and Match any words
. These are self-explanatory, but if Match any words
is used, the terms should be distinctive enough as not to turn up hundreds of matches. A good example of this is a search I did some time ago for posts that related to high altitude/high elevation dough applications. I used the terms “elevation” and “altitude”. That got me all of the posts containing those terms.
Below the Search for
heading, there is an additional heading and box By user
. If you are looking for a post or posts of a given member, this is where you would enter the forum name for the member to find the posts of that member with the search term(s) that were entered in the Search for
box. The forum name must be the exact actual forum name of the member and it must be spelled correctly, but it need not be case sensitive. If the By user
box is left empty, the search feature will search the posts of all members.
It will be noted that there are two Options for showing the search results: Show results as messages

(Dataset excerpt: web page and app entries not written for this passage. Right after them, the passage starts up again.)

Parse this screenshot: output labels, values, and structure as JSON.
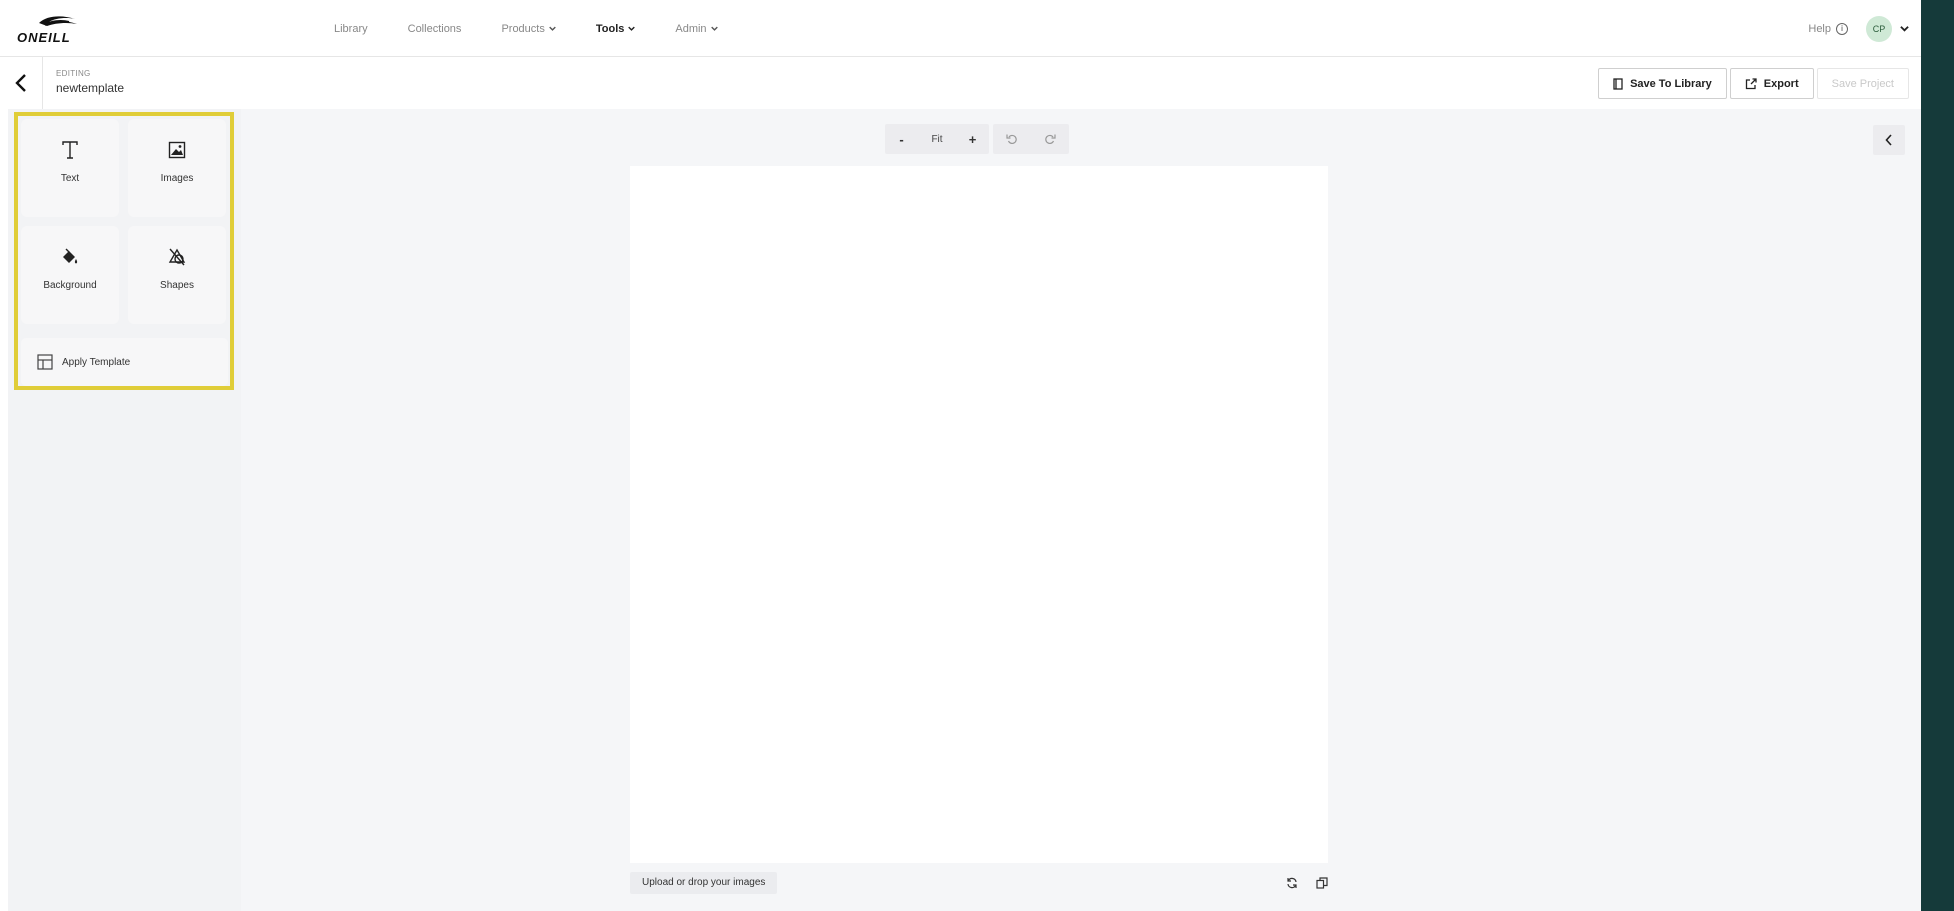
{
  "brand": {
    "logo_text": "ONEILL"
  },
  "nav": {
    "items": [
      {
        "label": "Library",
        "dropdown": false,
        "active": false
      },
      {
        "label": "Collections",
        "dropdown": false,
        "active": false
      },
      {
        "label": "Products",
        "dropdown": true,
        "active": false
      },
      {
        "label": "Tools",
        "dropdown": true,
        "active": true
      },
      {
        "label": "Admin",
        "dropdown": true,
        "active": false
      }
    ],
    "help_label": "Help",
    "user_initials": "CP"
  },
  "editor": {
    "mode_label": "EDITING",
    "project_name": "newtemplate",
    "save_to_library_label": "Save To Library",
    "export_label": "Export",
    "save_project_label": "Save Project"
  },
  "tools": {
    "text_label": "Text",
    "images_label": "Images",
    "background_label": "Background",
    "shapes_label": "Shapes",
    "apply_template_label": "Apply Template"
  },
  "canvas": {
    "zoom_out_label": "-",
    "zoom_fit_label": "Fit",
    "zoom_in_label": "+",
    "upload_label": "Upload or drop your images"
  },
  "colors": {
    "highlight": "#e0cd38",
    "avatar_bg": "#cfe9d6",
    "side_strip": "#153a3a"
  }
}
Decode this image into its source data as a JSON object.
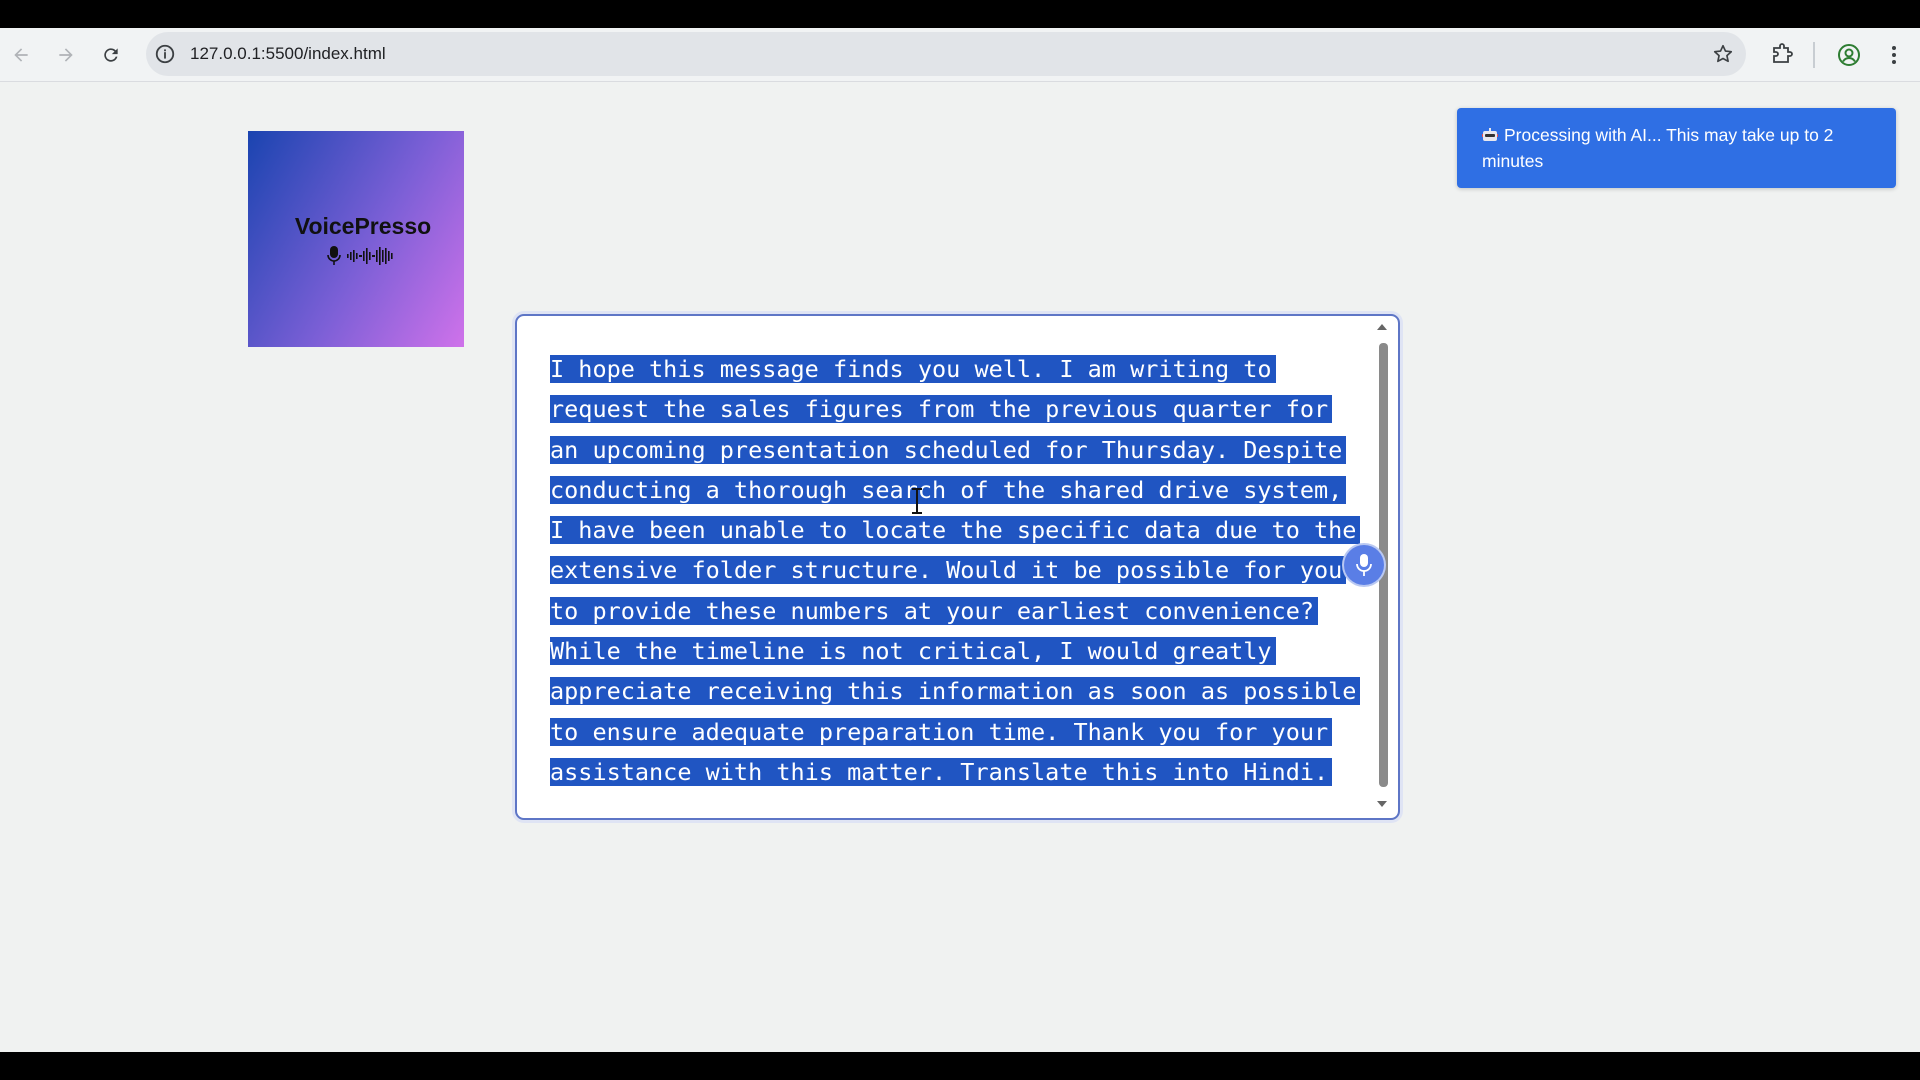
{
  "browser": {
    "url": "127.0.0.1:5500/index.html",
    "icons": [
      "back-icon",
      "forward-icon",
      "reload-icon",
      "info-icon",
      "star-icon",
      "extensions-icon",
      "profile-icon",
      "menu-icon"
    ]
  },
  "app": {
    "logo_text": "VoicePresso"
  },
  "toast": {
    "message": "Processing with AI... This may take up to 2 minutes",
    "color": "#2f6fe4"
  },
  "editor": {
    "lines": [
      "I hope this message finds you well. I am writing to",
      "request the sales figures from the previous quarter for",
      "an upcoming presentation scheduled for Thursday. Despite",
      "conducting a thorough search of the shared drive system,",
      "I have been unable to locate the specific data due to the",
      "extensive folder structure. Would it be possible for you",
      "to provide these numbers at your earliest convenience?",
      "While the timeline is not critical, I would greatly",
      "appreciate receiving this information as soon as possible",
      "to ensure adequate preparation time. Thank you for your",
      "assistance with this matter. Translate this into Hindi."
    ],
    "selection_color": "#2055c2"
  }
}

and Search in topic subjects only
. Depending on which of the two Options is selected, the search engine will either produce the full messages (posts) containing the entered search terms or only the posts that include the entered search terms in the topic headings. Clicking on both Options will give both sets of results.
It is also possible to search for results on the basis of age of posts, from 0 to 9999 days, using the Message age
option that appears below the Options
feature. The Message age
feature is especially useful if you are trying to find a recent post or a really old one. For posts in between, it will usually be necessary to play around with different numbers in the Message age boxes to try to zero in on the desired post.
The results of a search can be ordered in several different ways. As will be noted from the pull-down menu under the By user
option, these are: Most relevant results first
, Largest topic first
, Smallest topic first
, Most recent topics first
, and Oldest topics first
. Of these, I have found the Most relevant topics first
, Most recent topics first
and Oldest topics first
options to be the most useful. The choice Most relevant topics first
is a good starting point because it will produce the results that most closely match the search terms in terms of their proximity to each other. A good example of a search I did some time ago using the Oldest topics first
search option was to find the earliest post on the forum referring to “autolyse”. Using the Oldest topics first
option, I discovered that the first member to mention autolyse in a post was YoMomma, on Aug. 9, 2003. Randy was next, with a post on Jan. 20, 2003. I was third, on Aug. 13, 2004, shortly after I joined the forum.
In addition to the above search options, the forum also features the capability to conduct other kinds of searches, from broad to narrow. These searches are accessed using the pull-down menus that appear at the top right hand corner of each page of the forum. The pull-down menus are configured to allow a full forum search, and also a Google search for those who prefer Google searches, from every page of the forum. However, if one goes to a particular board, it is possible to search just that board. For example, if one goes to the New York Style board at http://www.pizzamaking.com/forum/index.php?board=24.0
, it will be seen from the pull-down menu at that page that the search can be limited to "This board". Similarly, if one goes to a particular topic, for example, Craig's Neapolitan Garage thread/topic at http://www.pizzamaking.com/forum/index.php?topic=14249.0
, it will be seen from the pull-down menu at that page that the search can be limited to "This topic". The ability to narrow searches in the above manner is one of the most compelling search features of the forum and nicely complements the Advance search option discussed above.
If other members discover more and better ways of using the forum's many search features and options, they should feel free to bring them to our attention. This will allow me to also include those tips in this post.
Edits (4/16/14 and 4/18/14): Modified to reflect the latest forum upgrade.